I've decided to gen up on the whole 'road safety' issue in preparation for some searching questions about why so many people are getting killed and injured on our roads here in Cycling City. As you might expect it's not the most engaging reading and one suspects that it is presented in as dry a way as possible to avoid emotive responses. A road safety vocabulary and jargon has evolved to avoid terms like killing or maiming or crippling. Instead they talk about fatalities and KSIs (killed and seriously injured).
Despite the jargon there's much food for thought there. One thing that struck me as particularly curious is how they value of a person's life or well being is determined in order to show whether road safety measures are justified or not (I did say it was dry stuff). You may shudder at the thought of your life being so precisely valued, but it would be stupid to spend say £1 million on a measure likely to save one life every ten years and then have no funds left to spend on another measure that would save one life per year, so it seems these sorts of calculations have to be made.
So we find under the Road Safety Economics heading of Bristol's Road Casualty Review that the Department for Transport give us figures for the value of saving a life which vary according to the type of road. On urban roads a life is worth £1.55 million but on a motorway a life is worth £1.75 million - 13% more. The difference is even more pronounced for slight injuries, worth paying £18k to avoid on urban roads but almost £26k on motorways - 41% more.
Why is the health and safety of motorway users worth so much more than users of urban roads? Could it be that people killed or injured on urban roads are more likely to be pedestrians or cyclists rather than motorists?

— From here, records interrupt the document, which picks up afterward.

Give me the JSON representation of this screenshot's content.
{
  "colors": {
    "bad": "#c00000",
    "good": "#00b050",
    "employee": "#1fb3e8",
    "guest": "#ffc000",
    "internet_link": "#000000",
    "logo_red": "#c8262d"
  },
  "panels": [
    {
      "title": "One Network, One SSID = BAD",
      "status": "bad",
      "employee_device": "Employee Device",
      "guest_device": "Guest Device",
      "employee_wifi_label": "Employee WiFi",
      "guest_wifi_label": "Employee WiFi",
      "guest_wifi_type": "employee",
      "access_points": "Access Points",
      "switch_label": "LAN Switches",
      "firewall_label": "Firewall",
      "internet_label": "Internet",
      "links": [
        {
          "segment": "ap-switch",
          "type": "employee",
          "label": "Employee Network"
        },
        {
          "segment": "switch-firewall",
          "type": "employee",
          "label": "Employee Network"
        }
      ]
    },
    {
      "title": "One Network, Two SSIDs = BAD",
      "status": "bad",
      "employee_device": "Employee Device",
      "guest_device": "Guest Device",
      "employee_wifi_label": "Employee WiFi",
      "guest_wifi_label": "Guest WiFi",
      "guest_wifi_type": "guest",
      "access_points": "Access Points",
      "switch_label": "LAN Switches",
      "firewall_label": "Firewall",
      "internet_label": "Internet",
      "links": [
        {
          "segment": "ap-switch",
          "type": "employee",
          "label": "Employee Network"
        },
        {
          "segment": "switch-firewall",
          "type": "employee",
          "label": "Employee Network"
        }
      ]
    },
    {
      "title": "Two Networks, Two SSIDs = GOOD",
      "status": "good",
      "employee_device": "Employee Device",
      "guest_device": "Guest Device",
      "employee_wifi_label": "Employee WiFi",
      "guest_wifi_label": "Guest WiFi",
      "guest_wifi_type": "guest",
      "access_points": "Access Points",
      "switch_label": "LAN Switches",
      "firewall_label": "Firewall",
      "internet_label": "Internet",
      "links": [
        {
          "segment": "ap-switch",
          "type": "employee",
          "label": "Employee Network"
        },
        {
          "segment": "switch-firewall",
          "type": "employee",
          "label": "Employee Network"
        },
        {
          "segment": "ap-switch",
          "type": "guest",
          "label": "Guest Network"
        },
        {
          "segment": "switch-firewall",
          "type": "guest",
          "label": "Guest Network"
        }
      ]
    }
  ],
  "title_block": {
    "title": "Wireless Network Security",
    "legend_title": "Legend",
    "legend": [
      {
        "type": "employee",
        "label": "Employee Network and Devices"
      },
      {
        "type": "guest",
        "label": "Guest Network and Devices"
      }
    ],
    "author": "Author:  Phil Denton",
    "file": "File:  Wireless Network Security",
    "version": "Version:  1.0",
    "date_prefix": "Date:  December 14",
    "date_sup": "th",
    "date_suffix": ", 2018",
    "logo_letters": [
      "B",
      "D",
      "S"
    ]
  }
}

Are the lives of pedestrians and cyclists judged to be worth less than those of motorists, perhaps because they are likely to be less economically productive? I've some more digging to do on this, but I don't like the sound of it one bit.